Picture : TheUNN

Another important conclusion of the study is that Sub-Saharan Africa is facing an enormous humanitarian disaster given the wave of religious violence, whose epicentre is in Nigeria, which has extended to the whole region and which is directed against Christian populations.

“For 30 years we have been presenting annually this World List of Persecution, and never before have we had such high levels of persecution as now,” said Ted Blake.

North Korea occupies the first place in the persecution of Christians, with the highest levels of persecution in its history. The increase is due to the new wave of arrests in virtue of its recent “Law Against Reactionary Thought.” The other countries occupying the first places in the Report are: Somalia, Yemen, Eritrea, Libya, Nigeria, Pakistan, Iran, Afghanistan and Sudan.

The Christian presence continues to decrease in the Middle East, according to Open Doors. It hasn’t been able to recover after the boom of the Islamic State, despite the slight decrease in the number of murdered Christians (with the exception of Syria, which has suffered a wave of violent incidents). “This is the cradle of Christianity and a great part of the Church is losing hope: the discrimination and poverty regime is too heavy to endure, especially for young people who don’t see a future here as believers,” according to Rami Abed Al-Masih, Regional Director of Open Doors’ Legal Defense for the Middle East and North Africa.

Nicaragua is yet another Latin American country to enter the list. Organized crime is being entrenched especially in rural areas where Christians denounce the activities of the cartels. Meanwhile, the Government’s direct oppression of Christians, considered to be the voice of opposition, is widespread in Nicaragua, Venezuela and Cuba, country where Evangelical Christian leaders were imprisoned without a trial for their participation in last year’s protests.

Improvement Data

Picture : TheUNN

The total number of murdered Christians due to their faith decreased slightly from 5,898 in the 2022 edition of the Report to 5,621 cases registered at present, with the clear exception of Sub-Saharan Africa, as pointed out earlier. The total number of attacked churches under different levels of violence decreased from 5,110 (LMP, 2022) to 2,110 registered cases (LMP, 2023). As the world returns to a degree ”to normality after the pandemic, there seems to be a certain stabilization of violence, although the exact reason for it is the object of discussion and it’s not considered very probable that it forms part of a continued tendency.

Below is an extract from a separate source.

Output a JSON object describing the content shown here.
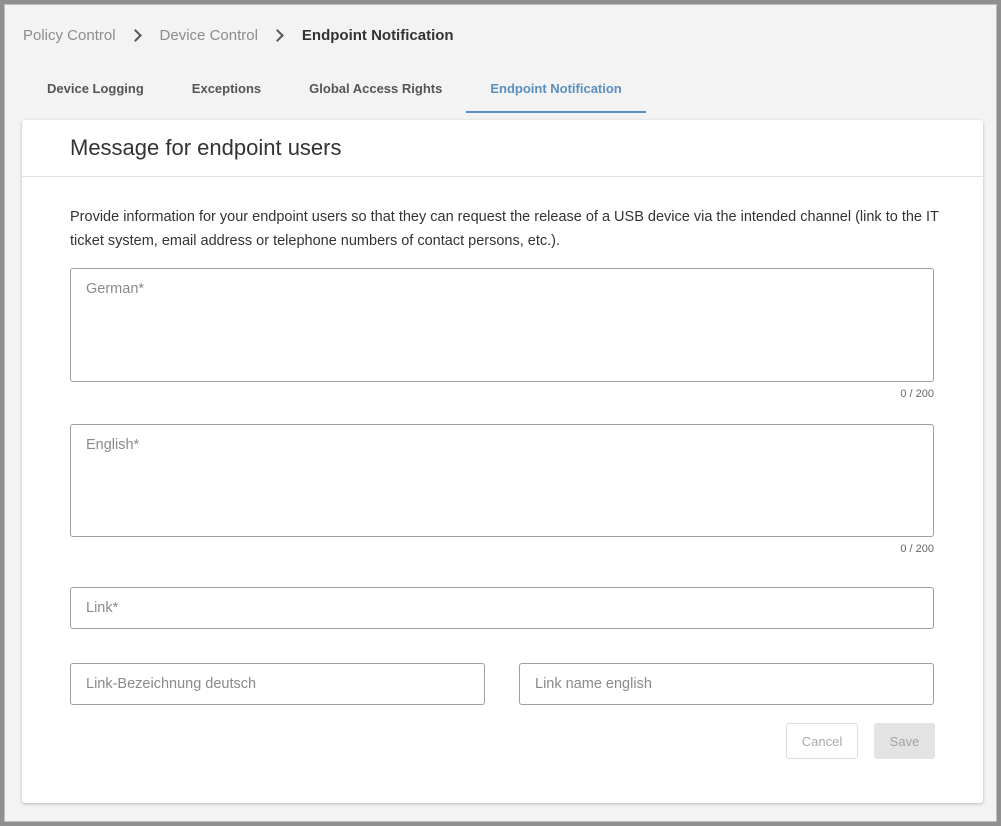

Greater tolerance has been promoted in certain countries of the Gulf. Persecution decreased in Bahrein, the United Arab Emirates and Egypt. In Qatar persecution also has decreased this year, although this might be due to the massive closing of churches during 2022, which continue closed this year.

TheUNN WhatsApp Group

Join and follow our WhatsApp group for daily news and updates. It's completely free!

-+=